Council Aims To Set Standards For Math Teachers
The National Council of Teachers of Mathematics, which recently unveiled standards for school curricula and evaluation, has formed a panel to set standards for what math teachers should know and be able to do.
The two-year effort is aimed at helping implement the earlier document by ensuring that teachers are qualified to follow its recommendations, according to Shirley M. Frye, the council's president.
At the same time, she said, the new panel's report is also expected to contribute to the deliberations of the National Board of Professional Teaching Standards, which is developing guidelines for the first national teacher-certification program.
"When the national board begins to focus on content-specific skills, we'll be ready with our recommendations," Ms. Frye said.
She added that, unlike the National Science Teachers Association, the nctm has no plans to issue its own certification to teachers who4meet its standards.
"If we would issue certification, and the national board did as well, we would have teachers confused," she said. "Our notion is to feed into what they are doing."
The 22-member commission on professional standards for teaching mathematics will be chaired by Glenda Lappin, professor of mathematics at Michigan State University.

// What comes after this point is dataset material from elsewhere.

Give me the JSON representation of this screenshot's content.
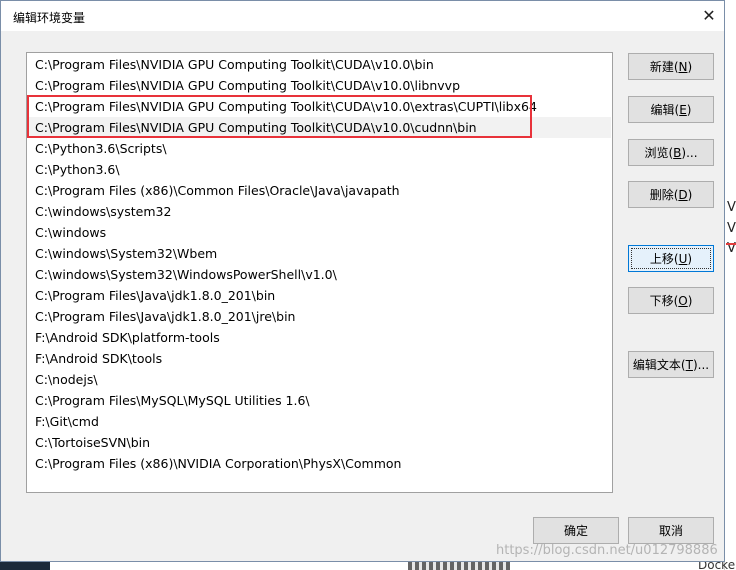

It was appointed this month at the nctm's annual meeting.
The group is charged with developing standards in three areas:
Teaching. The study will focus on what teachers at all levels are expected to know and do to teach the mathematics described in the nctm's curriculum standards.
Professional development. The report will outline the group's expectations for well-prepared teachers entering the profession and throughout their careers.
Evaluation. The group will focus on the goals, processes, and methods for evaluating teacher performance, appropriate evaluation techniques, and interpretation of evaluation data.
A "common thread" running throughout the standards, according to Ms. Frye, will be the "enabling conditions"--such as facilities and administrative support--that will ensure that the goals are attained.
The panel is expected to produce a draft document in the fall of 1990 that will be distributed to teachers and teacher educators for their comments. The final report is scheduled to be released in the spring of 1991.
Following the release of the report, the recommendations will be combined with those of a similar group--appointed by the Mathematical Association of America--charged with developing standards for college-level teaching. The combined document, Ms. Frye said, will represent "a single voice from the mathematics-education community" on standards for teachers from kindergarten through graduate school.--rr
Vol. 08, Issue 31